"Scary lizard". The clade dinosaur includes the last common ancestor of a bird and a Triceratops, and all of its descendants.

In this class, we will track two features that dinosaurs acquired.

Find detailed dinosaur cladograms and descriptions over at Dinosaur Clades of Interest.

Dinosaurs have smooth ankles.

  • Crocodile ankles are twisty, which is smooth in the water but sloppy on land.
  • Crocodile ankles concentrate bending motion by oblique shearing of two bones: the calcaneum and the astragulus.
  • In dinosaurs, the astragalus is big and sticks tightly to the shin bone (the tibia).
  • In dinosaurs, the calcaneum is tiny, and just sort of rides alongside the astragulus.
    • I like to remember them this way:
      • The astragalus looks like a big A with a pulley on the bottom.
      • The calcaneum? Barely know 'em!
  • The result in dinosaurs is a smooth hinge ankle that flaps forward and back, like a dog door.
  • Along with dinosaurs, smooth ankles are also found in pterosaurs.
    • Pterosaurs ("wide lizards") are flying archosaurs, like the pterodactyl ("wide finger") and pteranodon ("wide toothless")
    • The clade that includes the last common ancestor of a bird and a pteranodon, and all of its descendents, is called Ornithodira ("bird neck").

Dinosaurs have smooth hips.

  • Crocodile hips are twisty, which is subtle in the water but hilariously awkward on land.
    • Remember that tail-to-thigh muscle that's so prominent in crocodiles?
    • On land they have to really pump that muscle to yank the leg back and prep for a new step.
    • In the water, crocodiles can glide and sneak and creep with subtle adjustments, and their legs are kind of at an angle for little adjustments.
    • On land, crocodiles stagger around with big awkward steps.
    • Crocodile thigh bones have a top notch that fits into the pelvis at a funny angle.
  • Dinosaur hips allow the leg to swing like a clock pendulum. [click link for video of reconstruction!]
    • The dinosaur thigh bone has a top with a sharp 90 degree handle on top, like an upside down golf club.
    • The dinosaur pelvis also has a nice round socket hole for the femur to slide into.
    • The result is a nice smooth swinging motion allowed by the leg,
    • and an upright stance allowed by the whole skeleton.

Check out more clades within the dinosaurs!

Pterosaurs are NOT dinosaurs because they did not inherit the smooth hips.



The last common ancestor of a crow and an ostrich, and all of its descendants, is the clade of birds.

Birds are a clade within dinosaurs.

A key trait that appears in birds, but not other dinosaurs, is the stumpy tail bone, the pygostyle.

Lots of features we see on a chicken are shared by other dinosaurs:

  • Smooth ankles and smooth hips
  • Upright posture, with the body supported above the ankles.
  • A stout tibia and reduced fibula (shin bones)
  • Long forelimbs that do not walk on the ground.
  • Reduced numbers of fingers and toes.
  • Feathers

Other features we see on a chicken are NOT shared by other dinosaurs:

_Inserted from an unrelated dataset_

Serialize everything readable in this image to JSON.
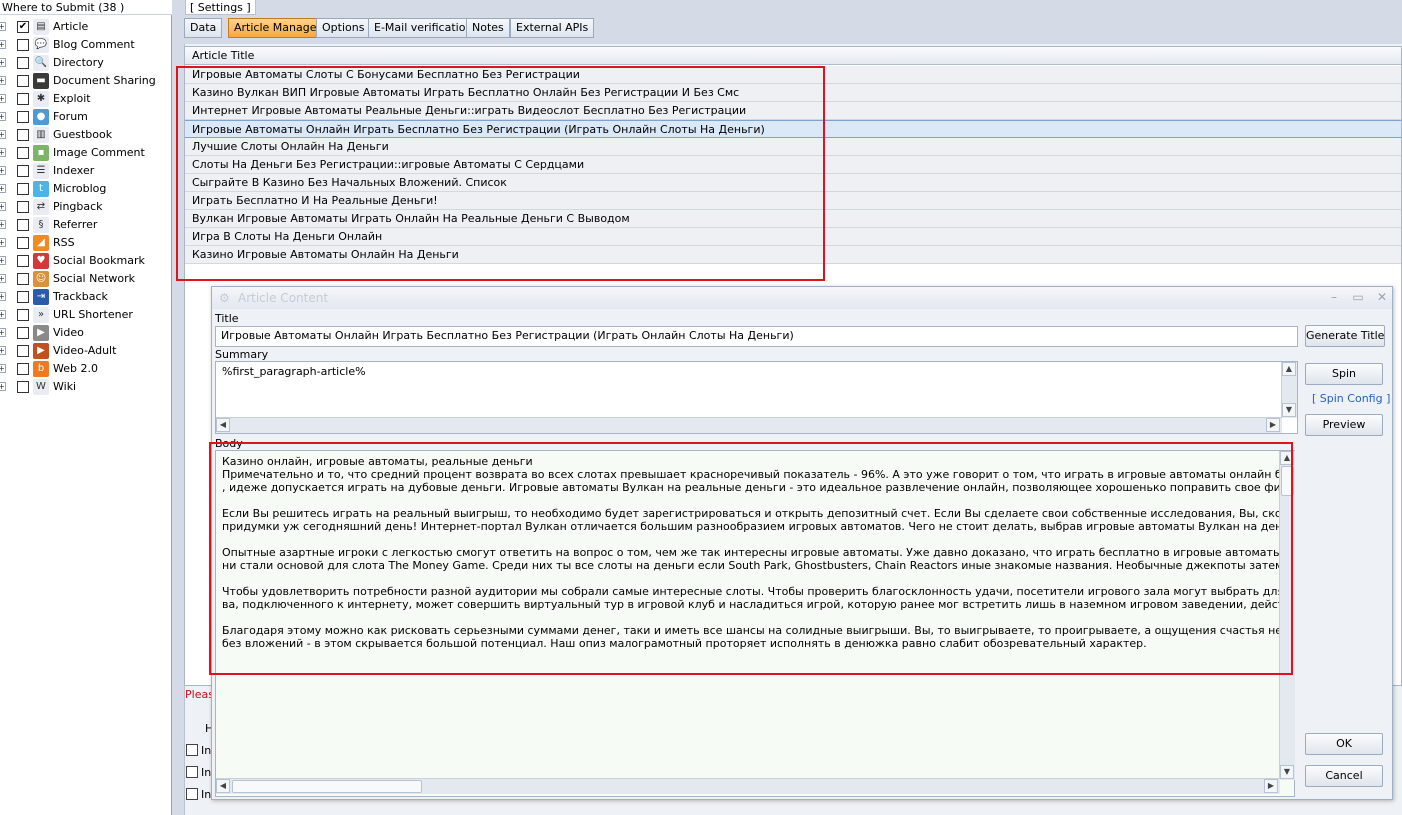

  • The pygostyle, a stumpy tail bone.
  • The pelvis and sacral spine are so fused together that it's hard to tell what you're even looking at.
  • Compared to their body size, most birds have HUGE eyes and HUGE brains!
  • The adult bird beak has no teeth.
  • The finger bones are fused into a creepy superfinger at the end of the wing.
    • Think about this next time you eat buffalo wings.
    • Or don't. It's disconcerting.